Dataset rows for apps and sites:
◇ ◇ ◇ ◇

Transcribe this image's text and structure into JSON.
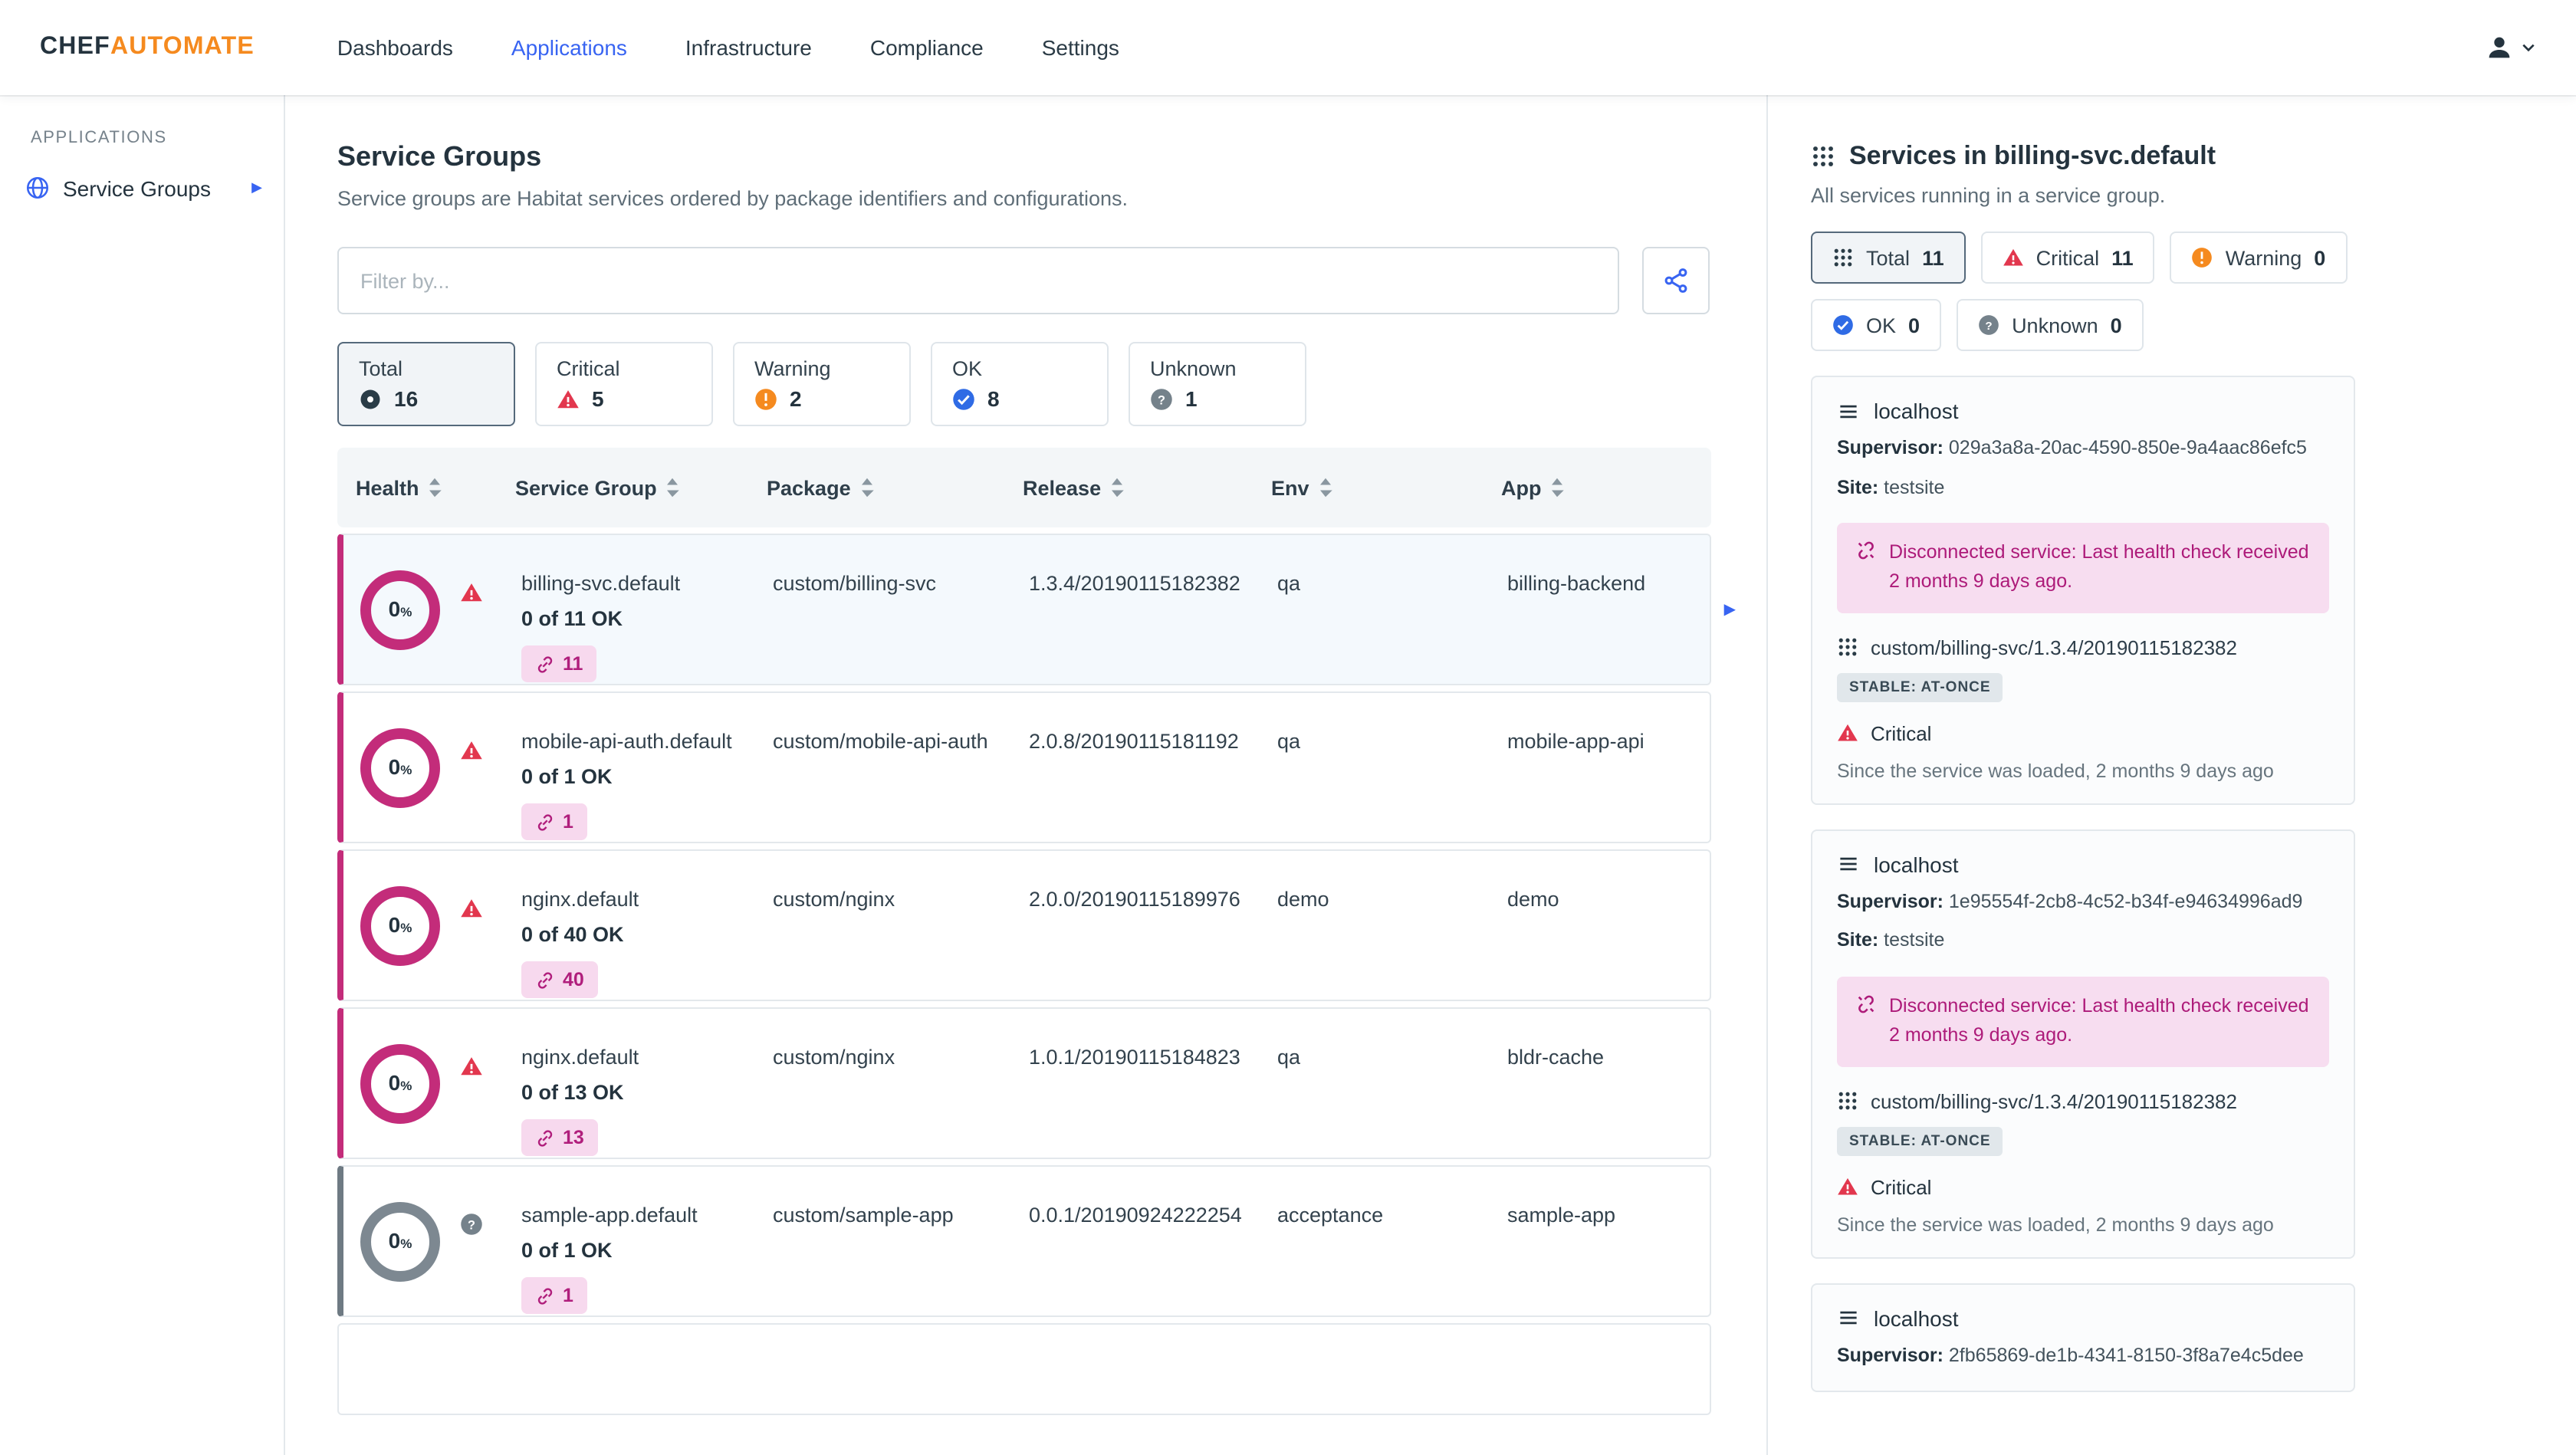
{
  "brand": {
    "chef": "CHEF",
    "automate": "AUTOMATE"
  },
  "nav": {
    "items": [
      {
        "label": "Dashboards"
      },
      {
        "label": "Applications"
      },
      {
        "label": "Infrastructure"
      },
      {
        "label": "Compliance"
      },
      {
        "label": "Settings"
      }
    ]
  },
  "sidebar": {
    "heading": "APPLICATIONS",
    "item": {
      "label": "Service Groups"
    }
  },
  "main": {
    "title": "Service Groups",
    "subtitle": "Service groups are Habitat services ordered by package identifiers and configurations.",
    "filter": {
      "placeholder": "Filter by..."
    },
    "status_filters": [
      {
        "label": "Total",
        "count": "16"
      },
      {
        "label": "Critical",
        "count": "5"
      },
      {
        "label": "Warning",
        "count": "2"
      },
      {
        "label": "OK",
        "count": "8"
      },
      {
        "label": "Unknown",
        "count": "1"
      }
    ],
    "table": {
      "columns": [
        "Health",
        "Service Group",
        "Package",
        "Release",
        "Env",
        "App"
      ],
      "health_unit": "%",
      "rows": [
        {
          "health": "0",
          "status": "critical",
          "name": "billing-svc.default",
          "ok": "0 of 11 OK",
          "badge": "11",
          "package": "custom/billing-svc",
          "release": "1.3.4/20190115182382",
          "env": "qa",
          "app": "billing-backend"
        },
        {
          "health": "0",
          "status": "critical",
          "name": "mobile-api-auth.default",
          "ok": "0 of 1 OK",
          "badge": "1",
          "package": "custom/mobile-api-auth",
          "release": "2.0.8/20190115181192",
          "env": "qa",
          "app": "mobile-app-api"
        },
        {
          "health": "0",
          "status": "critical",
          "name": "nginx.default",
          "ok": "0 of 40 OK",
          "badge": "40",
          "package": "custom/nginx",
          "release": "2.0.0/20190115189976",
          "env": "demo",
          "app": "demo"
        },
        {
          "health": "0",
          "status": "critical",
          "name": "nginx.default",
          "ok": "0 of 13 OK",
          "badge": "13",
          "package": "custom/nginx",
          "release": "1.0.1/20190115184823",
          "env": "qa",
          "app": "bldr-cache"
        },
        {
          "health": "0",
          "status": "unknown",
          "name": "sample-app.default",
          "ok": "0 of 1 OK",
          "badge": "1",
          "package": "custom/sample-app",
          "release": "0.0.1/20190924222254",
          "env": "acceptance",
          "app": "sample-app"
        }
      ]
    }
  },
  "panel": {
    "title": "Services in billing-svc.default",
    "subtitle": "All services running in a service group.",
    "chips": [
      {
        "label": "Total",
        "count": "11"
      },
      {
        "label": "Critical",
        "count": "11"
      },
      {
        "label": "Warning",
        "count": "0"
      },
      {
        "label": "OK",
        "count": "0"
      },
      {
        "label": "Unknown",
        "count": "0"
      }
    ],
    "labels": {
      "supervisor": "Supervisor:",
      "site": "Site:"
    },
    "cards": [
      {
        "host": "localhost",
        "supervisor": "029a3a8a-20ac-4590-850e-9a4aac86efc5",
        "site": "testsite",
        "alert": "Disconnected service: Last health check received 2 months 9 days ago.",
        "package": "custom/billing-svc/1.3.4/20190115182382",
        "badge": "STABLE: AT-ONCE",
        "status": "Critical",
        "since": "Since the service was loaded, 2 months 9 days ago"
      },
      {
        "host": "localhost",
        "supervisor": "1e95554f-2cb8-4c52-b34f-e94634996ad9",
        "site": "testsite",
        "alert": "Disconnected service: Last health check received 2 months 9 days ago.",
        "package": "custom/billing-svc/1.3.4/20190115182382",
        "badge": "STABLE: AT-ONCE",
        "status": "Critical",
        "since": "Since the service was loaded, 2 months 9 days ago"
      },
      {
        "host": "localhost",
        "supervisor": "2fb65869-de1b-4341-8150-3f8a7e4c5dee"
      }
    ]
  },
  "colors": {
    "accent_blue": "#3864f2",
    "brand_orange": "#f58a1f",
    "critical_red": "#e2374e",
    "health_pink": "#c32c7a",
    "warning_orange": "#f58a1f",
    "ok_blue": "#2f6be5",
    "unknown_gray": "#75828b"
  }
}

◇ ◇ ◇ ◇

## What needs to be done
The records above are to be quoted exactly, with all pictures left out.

## The completed task
Transcribe this image's text and structure into JSON.
{
  "brand": {
    "chef": "CHEF",
    "automate": "AUTOMATE"
  },
  "nav": {
    "items": [
      {
        "label": "Dashboards"
      },
      {
        "label": "Applications"
      },
      {
        "label": "Infrastructure"
      },
      {
        "label": "Compliance"
      },
      {
        "label": "Settings"
      }
    ]
  },
  "sidebar": {
    "heading": "APPLICATIONS",
    "item": {
      "label": "Service Groups"
    }
  },
  "main": {
    "title": "Service Groups",
    "subtitle": "Service groups are Habitat services ordered by package identifiers and configurations.",
    "filter": {
      "placeholder": "Filter by..."
    },
    "status_filters": [
      {
        "label": "Total",
        "count": "16"
      },
      {
        "label": "Critical",
        "count": "5"
      },
      {
        "label": "Warning",
        "count": "2"
      },
      {
        "label": "OK",
        "count": "8"
      },
      {
        "label": "Unknown",
        "count": "1"
      }
    ],
    "table": {
      "columns": [
        "Health",
        "Service Group",
        "Package",
        "Release",
        "Env",
        "App"
      ],
      "health_unit": "%",
      "rows": [
        {
          "health": "0",
          "status": "critical",
          "name": "billing-svc.default",
          "ok": "0 of 11 OK",
          "badge": "11",
          "package": "custom/billing-svc",
          "release": "1.3.4/20190115182382",
          "env": "qa",
          "app": "billing-backend"
        },
        {
          "health": "0",
          "status": "critical",
          "name": "mobile-api-auth.default",
          "ok": "0 of 1 OK",
          "badge": "1",
          "package": "custom/mobile-api-auth",
          "release": "2.0.8/20190115181192",
          "env": "qa",
          "app": "mobile-app-api"
        },
        {
          "health": "0",
          "status": "critical",
          "name": "nginx.default",
          "ok": "0 of 40 OK",
          "badge": "40",
          "package": "custom/nginx",
          "release": "2.0.0/20190115189976",
          "env": "demo",
          "app": "demo"
        },
        {
          "health": "0",
          "status": "critical",
          "name": "nginx.default",
          "ok": "0 of 13 OK",
          "badge": "13",
          "package": "custom/nginx",
          "release": "1.0.1/20190115184823",
          "env": "qa",
          "app": "bldr-cache"
        },
        {
          "health": "0",
          "status": "unknown",
          "name": "sample-app.default",
          "ok": "0 of 1 OK",
          "badge": "1",
          "package": "custom/sample-app",
          "release": "0.0.1/20190924222254",
          "env": "acceptance",
          "app": "sample-app"
        }
      ]
    }
  },
  "panel": {
    "title": "Services in billing-svc.default",
    "subtitle": "All services running in a service group.",
    "chips": [
      {
        "label": "Total",
        "count": "11"
      },
      {
        "label": "Critical",
        "count": "11"
      },
      {
        "label": "Warning",
        "count": "0"
      },
      {
        "label": "OK",
        "count": "0"
      },
      {
        "label": "Unknown",
        "count": "0"
      }
    ],
    "labels": {
      "supervisor": "Supervisor:",
      "site": "Site:"
    },
    "cards": [
      {
        "host": "localhost",
        "supervisor": "029a3a8a-20ac-4590-850e-9a4aac86efc5",
        "site": "testsite",
        "alert": "Disconnected service: Last health check received 2 months 9 days ago.",
        "package": "custom/billing-svc/1.3.4/20190115182382",
        "badge": "STABLE: AT-ONCE",
        "status": "Critical",
        "since": "Since the service was loaded, 2 months 9 days ago"
      },
      {
        "host": "localhost",
        "supervisor": "1e95554f-2cb8-4c52-b34f-e94634996ad9",
        "site": "testsite",
        "alert": "Disconnected service: Last health check received 2 months 9 days ago.",
        "package": "custom/billing-svc/1.3.4/20190115182382",
        "badge": "STABLE: AT-ONCE",
        "status": "Critical",
        "since": "Since the service was loaded, 2 months 9 days ago"
      },
      {
        "host": "localhost",
        "supervisor": "2fb65869-de1b-4341-8150-3f8a7e4c5dee"
      }
    ]
  },
  "colors": {
    "accent_blue": "#3864f2",
    "brand_orange": "#f58a1f",
    "critical_red": "#e2374e",
    "health_pink": "#c32c7a",
    "warning_orange": "#f58a1f",
    "ok_blue": "#2f6be5",
    "unknown_gray": "#75828b"
  }
}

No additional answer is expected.